By Deane Barker on December 25, 2003

Shadows of future versions of Outlook?: Here’s a look at an internal company memo about how to organize email messages. Essentially, you treat email conversations as threads of a discussion forum conversation.

…about half the time you use e-mail, it’s a no-brainer. Someone sends you a message, you reply, they reply back, and it’s done. But if there’s nine people on the ‘to’ line, and each one is throwing his or her hat into the conversational ring — making decisions, offering suggestions, providing links to back up their story, or jumping in to IM you — it becomes harder to understand who is saying what to whom.

This begs the question, of course, why use email at all? To go back to Ray Ozzie’s article of a few weeks ago:

Anyone who is doing a critical business process online that involves substantial dialog between individuals should NOT be using email at this point in history, and many no longer are.

I’m also reminded of a report about silverorange’s intranet that I read when they won the Nielsen Norman Group’s award for Best Intranet in 2001. In the report, they said that use of the discussion forums on their intranet has all but replaced email conversations as the primary means of group communication.
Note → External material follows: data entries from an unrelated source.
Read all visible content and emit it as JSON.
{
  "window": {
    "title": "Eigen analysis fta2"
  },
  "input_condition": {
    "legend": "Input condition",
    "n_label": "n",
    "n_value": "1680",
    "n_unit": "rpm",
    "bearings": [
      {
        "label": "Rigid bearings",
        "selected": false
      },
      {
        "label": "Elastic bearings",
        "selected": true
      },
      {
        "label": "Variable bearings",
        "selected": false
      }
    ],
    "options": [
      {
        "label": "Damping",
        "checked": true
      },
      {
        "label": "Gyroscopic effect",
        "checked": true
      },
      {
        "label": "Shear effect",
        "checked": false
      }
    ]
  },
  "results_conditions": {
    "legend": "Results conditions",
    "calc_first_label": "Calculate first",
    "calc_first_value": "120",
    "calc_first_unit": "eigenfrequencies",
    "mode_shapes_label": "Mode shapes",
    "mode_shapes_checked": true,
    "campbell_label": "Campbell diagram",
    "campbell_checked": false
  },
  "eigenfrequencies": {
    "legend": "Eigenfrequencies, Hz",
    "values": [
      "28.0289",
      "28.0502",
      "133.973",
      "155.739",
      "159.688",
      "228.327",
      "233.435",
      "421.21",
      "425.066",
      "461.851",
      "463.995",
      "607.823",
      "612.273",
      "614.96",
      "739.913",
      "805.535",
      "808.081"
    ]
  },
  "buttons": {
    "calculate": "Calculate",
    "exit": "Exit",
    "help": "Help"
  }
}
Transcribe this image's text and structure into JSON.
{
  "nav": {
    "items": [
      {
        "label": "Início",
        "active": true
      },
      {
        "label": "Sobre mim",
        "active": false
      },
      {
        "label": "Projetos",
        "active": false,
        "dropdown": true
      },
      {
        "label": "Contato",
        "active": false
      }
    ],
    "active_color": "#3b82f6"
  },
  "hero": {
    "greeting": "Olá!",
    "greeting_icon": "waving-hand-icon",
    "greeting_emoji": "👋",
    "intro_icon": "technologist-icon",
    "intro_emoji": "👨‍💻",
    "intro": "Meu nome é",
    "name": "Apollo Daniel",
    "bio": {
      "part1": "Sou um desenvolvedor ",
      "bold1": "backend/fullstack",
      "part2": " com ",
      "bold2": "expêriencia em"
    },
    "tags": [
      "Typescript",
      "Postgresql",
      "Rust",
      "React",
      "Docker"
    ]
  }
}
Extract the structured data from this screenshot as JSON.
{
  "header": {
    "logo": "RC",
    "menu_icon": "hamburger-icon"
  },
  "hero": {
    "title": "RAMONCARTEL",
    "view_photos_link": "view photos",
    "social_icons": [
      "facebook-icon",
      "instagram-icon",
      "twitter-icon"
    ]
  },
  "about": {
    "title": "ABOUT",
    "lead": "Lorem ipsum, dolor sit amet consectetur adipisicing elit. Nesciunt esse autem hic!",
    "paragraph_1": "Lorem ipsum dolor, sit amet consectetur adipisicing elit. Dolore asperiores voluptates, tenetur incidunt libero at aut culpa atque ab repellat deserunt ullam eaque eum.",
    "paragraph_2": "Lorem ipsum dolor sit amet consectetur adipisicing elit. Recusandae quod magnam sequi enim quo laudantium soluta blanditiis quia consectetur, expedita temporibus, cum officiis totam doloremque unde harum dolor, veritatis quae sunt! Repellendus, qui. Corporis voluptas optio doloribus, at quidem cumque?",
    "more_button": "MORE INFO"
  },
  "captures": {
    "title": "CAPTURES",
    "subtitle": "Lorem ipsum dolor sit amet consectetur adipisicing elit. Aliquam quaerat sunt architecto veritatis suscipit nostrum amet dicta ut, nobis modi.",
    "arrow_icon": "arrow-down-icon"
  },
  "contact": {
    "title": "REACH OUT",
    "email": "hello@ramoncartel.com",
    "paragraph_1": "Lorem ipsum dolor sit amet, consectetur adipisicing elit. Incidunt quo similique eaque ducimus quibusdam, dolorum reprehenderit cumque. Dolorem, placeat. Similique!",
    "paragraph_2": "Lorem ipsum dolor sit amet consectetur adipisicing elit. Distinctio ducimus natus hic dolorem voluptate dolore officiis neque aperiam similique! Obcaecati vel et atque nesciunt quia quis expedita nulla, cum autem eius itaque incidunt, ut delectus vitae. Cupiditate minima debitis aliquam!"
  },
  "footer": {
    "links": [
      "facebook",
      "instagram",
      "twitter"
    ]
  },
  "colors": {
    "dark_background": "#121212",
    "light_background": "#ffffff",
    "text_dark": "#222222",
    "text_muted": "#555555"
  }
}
If you think about it, discussion forum conversations (“pull” instead of “push”) really should take the place of group email conversations. By why don’t they? What attachment to email do we have that we can’t break?